But the 14th of February remains our anniversary. (Or one of them: we subsequently got married on the 5th day of May, so we celebrate that day as well, together with Bob Dylan and Isis herself!)
But, importantly, this last 14th of February was our 25th, our silver anniversary.
We marked the day with lunch at The Nut Tree, in north Oxfordshire, a Michelin-starred pub which had been recommended to us by Lara and Adam. They were doing a special 7 course meal in honour of St Valentine and there was nothing involving dairy or cheese on the e-mailed menu, so I gave them my credit card details for the non-refundable £35 per person deposit, and we schlepped down the M40 and across Otmoor, through assorted Ministry of Defence encampments, and arrived in Murcott just before 1pm.
The car park was packed, but we managed to squeeze the car into a space adjacent to the pigsty. Two encouraging signs in one: a full car park and a full pigsty. Except that the full car park was the result of a wedding party.
No problem. As we also, accidentally, celebrate our anniversary on the 14th, we cannot criticise another couple for choosing to do so. And as the happy couple and their friends were relegated (restricted? confined?) to a modern extension, it mattered not, so long as we managed to schedule our order in such a way that our courses slotted neatly in the spaces between theirs. Which we did.

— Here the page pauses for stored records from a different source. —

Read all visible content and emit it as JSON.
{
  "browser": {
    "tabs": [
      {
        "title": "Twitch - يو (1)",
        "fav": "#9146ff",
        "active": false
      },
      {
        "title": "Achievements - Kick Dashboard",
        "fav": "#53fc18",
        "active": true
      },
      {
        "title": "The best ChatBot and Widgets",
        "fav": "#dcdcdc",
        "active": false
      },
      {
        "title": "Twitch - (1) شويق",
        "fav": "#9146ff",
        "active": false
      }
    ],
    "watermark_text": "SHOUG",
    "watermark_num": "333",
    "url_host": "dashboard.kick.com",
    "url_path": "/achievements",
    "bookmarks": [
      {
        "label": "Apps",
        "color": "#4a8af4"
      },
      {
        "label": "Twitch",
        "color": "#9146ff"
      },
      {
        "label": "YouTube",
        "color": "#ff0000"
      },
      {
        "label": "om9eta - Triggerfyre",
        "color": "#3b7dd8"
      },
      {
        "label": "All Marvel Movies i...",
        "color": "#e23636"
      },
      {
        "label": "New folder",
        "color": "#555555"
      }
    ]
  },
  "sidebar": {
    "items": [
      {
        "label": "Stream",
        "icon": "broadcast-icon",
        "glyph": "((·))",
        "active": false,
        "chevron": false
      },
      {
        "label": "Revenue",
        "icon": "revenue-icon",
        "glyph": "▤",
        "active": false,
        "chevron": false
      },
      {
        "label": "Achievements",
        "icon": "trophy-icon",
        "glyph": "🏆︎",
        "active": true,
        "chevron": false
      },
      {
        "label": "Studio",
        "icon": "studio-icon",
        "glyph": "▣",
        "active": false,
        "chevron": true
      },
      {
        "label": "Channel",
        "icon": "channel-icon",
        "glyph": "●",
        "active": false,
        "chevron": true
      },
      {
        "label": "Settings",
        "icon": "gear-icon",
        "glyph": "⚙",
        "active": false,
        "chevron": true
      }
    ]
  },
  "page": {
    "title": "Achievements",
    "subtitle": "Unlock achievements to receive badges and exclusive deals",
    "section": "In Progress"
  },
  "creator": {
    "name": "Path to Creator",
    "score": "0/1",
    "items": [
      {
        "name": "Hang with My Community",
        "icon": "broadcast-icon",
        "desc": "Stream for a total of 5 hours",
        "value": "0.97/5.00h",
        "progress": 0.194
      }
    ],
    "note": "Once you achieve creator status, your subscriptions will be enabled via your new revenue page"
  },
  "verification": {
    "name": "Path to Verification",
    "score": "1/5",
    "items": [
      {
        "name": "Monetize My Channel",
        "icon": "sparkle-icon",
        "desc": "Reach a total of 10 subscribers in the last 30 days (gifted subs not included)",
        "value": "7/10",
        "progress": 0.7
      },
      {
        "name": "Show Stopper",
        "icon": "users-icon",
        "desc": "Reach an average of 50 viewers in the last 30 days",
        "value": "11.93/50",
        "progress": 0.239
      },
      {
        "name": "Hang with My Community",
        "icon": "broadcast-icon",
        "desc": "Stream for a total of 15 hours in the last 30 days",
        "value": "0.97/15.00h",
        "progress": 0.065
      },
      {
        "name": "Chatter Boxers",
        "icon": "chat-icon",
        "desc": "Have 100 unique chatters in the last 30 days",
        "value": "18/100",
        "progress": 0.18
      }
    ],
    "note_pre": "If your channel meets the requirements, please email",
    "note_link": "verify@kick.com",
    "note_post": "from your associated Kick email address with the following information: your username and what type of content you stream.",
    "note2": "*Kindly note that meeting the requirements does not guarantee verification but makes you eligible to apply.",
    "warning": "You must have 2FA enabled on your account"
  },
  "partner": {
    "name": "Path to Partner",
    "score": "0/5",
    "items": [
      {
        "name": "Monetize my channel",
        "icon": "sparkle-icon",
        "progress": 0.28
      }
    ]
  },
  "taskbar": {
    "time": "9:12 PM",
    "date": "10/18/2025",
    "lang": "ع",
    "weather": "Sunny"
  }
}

The Nut Tree is a proper pub, and neither the needs of the chef-patron and his wife nor the demands of Michelin star status have changed it at all. The tables are a little cramped; there are very few of them and I guess that the extension is usually required, because the dining room also includes the village bar. The wood-burning stove looks great but throws out very little heat. The whole look and feel is village pub circa 1930. It would cost a fortune to create such a room from scratch.
The food is good. Crab ravioli needed a tad more seasoning, but the foie gras with rhubarb was spot on. The sea bream was tender and tasty, but we didn't need quite so much of the coconut and lemon grass sauce. (In my case, I would happily have settled for none at all.) The venison was the highlight for me: absolutely sublime, perfectly cooked with a smoky Bourgogne sauce and puréed celeriac. Puddings were good, the clever conceit of boiled egg and soldiers was fun (although chef friends to whom I described it told me it was stolen from someone) and the cardoman ice cream which accompanied the chocolate fondant is my new favourite thing.
The wine? Well, it's a good list with several by the glass, which was our priority. We were guided through it by a ridiculously erudite 20 year old sommelier, who was handsome, forthright, and almost as good as he thought he was.
It was an excellent day out. Business is causing us some sleepless nights at the moment, so it was great to get away from Leamington for a few hours, to eat well, and spend some time together with barely a mention of business.
But of course, business will always ‘uprear its head, black and huge’.
And it subsequently did …
Today’s listening: The fourth Dylan Theme Time Radio Hour, featuring baseball. As spring training starts officially, with Bobby Valentine setting the pace, listening to Bob sing “Take me out to the ballgame” just makes me smile.